Listed records START

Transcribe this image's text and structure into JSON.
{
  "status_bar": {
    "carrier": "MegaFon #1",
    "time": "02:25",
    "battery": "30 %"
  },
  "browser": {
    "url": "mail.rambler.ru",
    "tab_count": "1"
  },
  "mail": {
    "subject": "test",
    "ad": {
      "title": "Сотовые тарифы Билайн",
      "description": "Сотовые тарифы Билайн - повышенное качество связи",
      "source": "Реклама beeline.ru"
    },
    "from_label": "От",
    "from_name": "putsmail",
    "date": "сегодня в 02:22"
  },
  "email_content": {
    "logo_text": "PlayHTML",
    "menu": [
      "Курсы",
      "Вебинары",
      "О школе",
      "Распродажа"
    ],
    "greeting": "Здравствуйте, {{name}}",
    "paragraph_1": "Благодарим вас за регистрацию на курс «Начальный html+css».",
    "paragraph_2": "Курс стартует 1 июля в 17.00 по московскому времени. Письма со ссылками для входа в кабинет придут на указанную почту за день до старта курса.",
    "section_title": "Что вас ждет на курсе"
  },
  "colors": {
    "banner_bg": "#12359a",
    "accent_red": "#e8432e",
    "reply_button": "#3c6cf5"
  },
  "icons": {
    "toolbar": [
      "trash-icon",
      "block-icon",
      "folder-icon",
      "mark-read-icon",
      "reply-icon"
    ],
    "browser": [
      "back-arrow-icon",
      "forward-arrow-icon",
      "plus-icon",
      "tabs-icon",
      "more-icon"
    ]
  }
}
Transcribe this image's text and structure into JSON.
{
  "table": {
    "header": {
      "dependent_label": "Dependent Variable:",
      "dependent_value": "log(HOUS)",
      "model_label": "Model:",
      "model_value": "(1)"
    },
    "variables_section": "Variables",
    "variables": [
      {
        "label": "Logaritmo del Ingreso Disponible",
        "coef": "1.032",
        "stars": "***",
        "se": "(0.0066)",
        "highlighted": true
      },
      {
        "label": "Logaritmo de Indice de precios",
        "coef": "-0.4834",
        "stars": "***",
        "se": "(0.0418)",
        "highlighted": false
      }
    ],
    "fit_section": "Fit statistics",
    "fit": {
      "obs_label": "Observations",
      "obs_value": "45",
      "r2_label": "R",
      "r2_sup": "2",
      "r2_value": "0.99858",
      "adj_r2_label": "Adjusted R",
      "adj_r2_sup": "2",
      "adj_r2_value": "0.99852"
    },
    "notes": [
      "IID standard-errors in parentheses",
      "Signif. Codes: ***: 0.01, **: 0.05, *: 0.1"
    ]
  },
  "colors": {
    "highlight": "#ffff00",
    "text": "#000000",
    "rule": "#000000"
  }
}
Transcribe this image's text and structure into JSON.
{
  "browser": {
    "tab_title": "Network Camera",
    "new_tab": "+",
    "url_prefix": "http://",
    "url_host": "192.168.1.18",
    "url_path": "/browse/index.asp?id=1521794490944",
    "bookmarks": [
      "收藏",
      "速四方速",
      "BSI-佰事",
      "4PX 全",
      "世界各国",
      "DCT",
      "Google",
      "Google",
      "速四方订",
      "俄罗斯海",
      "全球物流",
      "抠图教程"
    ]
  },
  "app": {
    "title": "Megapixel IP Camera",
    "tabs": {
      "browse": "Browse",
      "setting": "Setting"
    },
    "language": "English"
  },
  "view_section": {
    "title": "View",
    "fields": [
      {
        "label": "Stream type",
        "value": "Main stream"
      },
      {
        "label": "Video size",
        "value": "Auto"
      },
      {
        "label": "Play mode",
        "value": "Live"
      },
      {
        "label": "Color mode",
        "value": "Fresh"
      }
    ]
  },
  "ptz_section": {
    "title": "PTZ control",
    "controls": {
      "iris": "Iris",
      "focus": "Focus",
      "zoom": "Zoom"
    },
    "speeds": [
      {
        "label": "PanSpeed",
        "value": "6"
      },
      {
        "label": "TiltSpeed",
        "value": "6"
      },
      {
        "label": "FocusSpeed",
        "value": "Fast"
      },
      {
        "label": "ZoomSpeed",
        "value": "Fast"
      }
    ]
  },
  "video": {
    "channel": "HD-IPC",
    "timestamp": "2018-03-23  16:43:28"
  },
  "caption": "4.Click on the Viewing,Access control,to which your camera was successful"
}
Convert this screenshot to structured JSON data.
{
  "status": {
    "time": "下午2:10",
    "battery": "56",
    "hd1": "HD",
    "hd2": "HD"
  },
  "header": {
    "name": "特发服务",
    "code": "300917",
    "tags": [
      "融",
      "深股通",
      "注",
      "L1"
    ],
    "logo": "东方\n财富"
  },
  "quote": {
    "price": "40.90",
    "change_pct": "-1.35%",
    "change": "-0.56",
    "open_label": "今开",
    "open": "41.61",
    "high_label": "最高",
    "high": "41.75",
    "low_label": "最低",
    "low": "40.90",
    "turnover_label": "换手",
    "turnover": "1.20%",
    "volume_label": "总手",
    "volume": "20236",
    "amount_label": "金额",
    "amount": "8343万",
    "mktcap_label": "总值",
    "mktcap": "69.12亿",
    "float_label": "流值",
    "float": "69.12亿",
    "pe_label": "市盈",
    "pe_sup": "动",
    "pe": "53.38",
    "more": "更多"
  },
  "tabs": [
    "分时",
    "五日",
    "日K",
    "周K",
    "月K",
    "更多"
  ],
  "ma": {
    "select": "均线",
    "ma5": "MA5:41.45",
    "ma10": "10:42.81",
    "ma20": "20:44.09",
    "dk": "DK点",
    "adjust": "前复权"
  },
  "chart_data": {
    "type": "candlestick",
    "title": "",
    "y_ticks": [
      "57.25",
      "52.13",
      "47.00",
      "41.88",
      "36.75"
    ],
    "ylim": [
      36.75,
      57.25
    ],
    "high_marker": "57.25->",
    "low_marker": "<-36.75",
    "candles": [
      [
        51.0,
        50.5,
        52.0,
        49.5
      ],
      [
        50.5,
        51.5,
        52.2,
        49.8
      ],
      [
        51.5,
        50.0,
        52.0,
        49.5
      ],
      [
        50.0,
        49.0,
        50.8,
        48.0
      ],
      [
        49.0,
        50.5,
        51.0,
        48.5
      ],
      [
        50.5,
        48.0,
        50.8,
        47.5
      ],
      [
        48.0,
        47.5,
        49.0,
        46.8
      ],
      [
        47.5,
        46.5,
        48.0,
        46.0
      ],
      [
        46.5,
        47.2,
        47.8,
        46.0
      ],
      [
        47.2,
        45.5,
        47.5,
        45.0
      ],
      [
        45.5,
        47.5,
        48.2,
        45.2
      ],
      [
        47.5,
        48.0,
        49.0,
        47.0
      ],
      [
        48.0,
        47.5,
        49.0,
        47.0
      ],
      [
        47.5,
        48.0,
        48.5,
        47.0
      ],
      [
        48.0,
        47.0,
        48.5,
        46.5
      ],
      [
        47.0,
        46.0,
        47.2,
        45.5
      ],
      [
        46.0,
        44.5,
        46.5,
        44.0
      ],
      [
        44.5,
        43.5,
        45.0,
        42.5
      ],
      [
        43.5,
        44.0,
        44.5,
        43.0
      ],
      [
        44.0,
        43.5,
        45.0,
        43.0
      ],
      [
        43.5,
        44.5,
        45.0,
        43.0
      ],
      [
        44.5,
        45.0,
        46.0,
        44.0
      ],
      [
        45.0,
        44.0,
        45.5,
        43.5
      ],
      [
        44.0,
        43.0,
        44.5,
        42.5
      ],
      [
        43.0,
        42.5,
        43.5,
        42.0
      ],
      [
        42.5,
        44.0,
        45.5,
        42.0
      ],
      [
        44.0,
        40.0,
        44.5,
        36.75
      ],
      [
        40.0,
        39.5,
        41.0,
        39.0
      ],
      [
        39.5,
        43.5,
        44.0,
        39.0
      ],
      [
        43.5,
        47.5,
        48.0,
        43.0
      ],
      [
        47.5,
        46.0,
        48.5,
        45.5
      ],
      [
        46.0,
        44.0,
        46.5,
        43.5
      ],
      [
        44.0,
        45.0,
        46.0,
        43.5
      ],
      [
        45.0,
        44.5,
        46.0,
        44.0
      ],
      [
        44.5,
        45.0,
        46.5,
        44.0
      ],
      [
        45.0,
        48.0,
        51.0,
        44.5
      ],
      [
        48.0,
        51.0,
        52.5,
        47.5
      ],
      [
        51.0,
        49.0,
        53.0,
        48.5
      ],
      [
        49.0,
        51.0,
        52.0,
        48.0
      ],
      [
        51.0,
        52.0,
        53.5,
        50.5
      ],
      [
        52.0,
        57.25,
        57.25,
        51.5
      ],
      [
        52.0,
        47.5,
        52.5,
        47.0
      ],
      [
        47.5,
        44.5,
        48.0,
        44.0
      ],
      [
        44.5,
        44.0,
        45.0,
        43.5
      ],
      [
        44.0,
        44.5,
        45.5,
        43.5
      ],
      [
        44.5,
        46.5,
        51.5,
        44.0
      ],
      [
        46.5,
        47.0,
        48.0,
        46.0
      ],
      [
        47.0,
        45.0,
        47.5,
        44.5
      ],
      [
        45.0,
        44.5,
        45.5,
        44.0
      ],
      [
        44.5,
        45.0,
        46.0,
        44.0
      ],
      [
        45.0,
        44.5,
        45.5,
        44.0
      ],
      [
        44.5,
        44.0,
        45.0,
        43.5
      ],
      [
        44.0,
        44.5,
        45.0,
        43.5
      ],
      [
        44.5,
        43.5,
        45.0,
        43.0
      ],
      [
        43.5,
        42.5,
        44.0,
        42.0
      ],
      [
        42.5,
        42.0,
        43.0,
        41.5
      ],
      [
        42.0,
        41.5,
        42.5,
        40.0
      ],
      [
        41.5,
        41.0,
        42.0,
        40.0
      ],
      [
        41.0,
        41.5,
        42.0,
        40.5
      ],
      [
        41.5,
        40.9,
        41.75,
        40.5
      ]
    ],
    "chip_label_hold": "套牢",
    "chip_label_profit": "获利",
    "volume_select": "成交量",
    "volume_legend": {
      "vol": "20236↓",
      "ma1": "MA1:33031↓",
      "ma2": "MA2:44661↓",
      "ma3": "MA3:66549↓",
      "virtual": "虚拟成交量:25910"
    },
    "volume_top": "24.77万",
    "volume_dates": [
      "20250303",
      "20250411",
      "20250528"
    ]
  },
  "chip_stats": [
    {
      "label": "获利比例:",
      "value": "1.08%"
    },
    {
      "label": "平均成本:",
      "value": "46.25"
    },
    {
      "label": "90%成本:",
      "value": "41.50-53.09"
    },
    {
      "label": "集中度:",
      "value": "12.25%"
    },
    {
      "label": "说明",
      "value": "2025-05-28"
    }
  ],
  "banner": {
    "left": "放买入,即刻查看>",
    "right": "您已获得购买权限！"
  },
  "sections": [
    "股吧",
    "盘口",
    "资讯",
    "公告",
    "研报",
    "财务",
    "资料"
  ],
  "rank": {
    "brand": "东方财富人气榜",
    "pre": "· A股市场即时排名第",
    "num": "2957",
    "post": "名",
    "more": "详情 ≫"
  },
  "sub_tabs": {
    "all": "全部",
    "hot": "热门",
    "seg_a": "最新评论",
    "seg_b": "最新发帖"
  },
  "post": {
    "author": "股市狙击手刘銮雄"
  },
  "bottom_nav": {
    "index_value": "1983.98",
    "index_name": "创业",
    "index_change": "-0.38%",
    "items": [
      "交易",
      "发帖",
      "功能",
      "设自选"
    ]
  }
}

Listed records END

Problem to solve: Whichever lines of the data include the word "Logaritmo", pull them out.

Exercise response:
        "label": "Logaritmo del Ingreso Disponible",
        "label": "Logaritmo de Indice de precios",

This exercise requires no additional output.